NOBULL: A Farmer’s Life, in Focus and on Film — “At Any Price”

A Farmer’s Life, in Focus and on Film

By Emily Wilson

Emily Wilson: You say you see similarities between agribusiness and the housing crisis and the global financial meltdown. How so?
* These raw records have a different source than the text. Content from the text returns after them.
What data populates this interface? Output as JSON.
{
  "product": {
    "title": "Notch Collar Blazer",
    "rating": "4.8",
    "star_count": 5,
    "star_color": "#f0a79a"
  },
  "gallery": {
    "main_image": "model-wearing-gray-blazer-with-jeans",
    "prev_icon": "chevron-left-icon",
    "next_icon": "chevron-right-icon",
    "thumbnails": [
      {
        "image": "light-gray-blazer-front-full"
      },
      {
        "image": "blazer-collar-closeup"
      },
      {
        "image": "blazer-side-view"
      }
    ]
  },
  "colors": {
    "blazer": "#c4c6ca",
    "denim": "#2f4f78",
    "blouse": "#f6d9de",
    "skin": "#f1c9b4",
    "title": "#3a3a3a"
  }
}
Ramin Bahrani: Big industrial farming is based on economy of scale, so the larger you are, the more power you have, meaning the better prices you can negotiate with Monsanto on fees, the better prices you can get on fertilizers like Roundup Ready, the better deals you can get on large machinery like tractors, combines, planters and sprayers which can farm massive acreage quickly and efficiently. All these things work in the same way Walmart works when it shows up on Main Street. How are you going to compete when they can sell everything for so much less? The same thing happens in large banking institutions. When you graduate people out of MIT who have no interest any more in making discoveries and inventing things and solving problems of the world—instead they’re creating financial systems none of us can comprehend. This is yet another way to make massive amounts of money at everyone’s expense. When you make that much money, you also have power. Then you have people running regulatory agencies who are in positions or were in positions of great financial power in that industry. It just doesn’t make any sense. (MORE)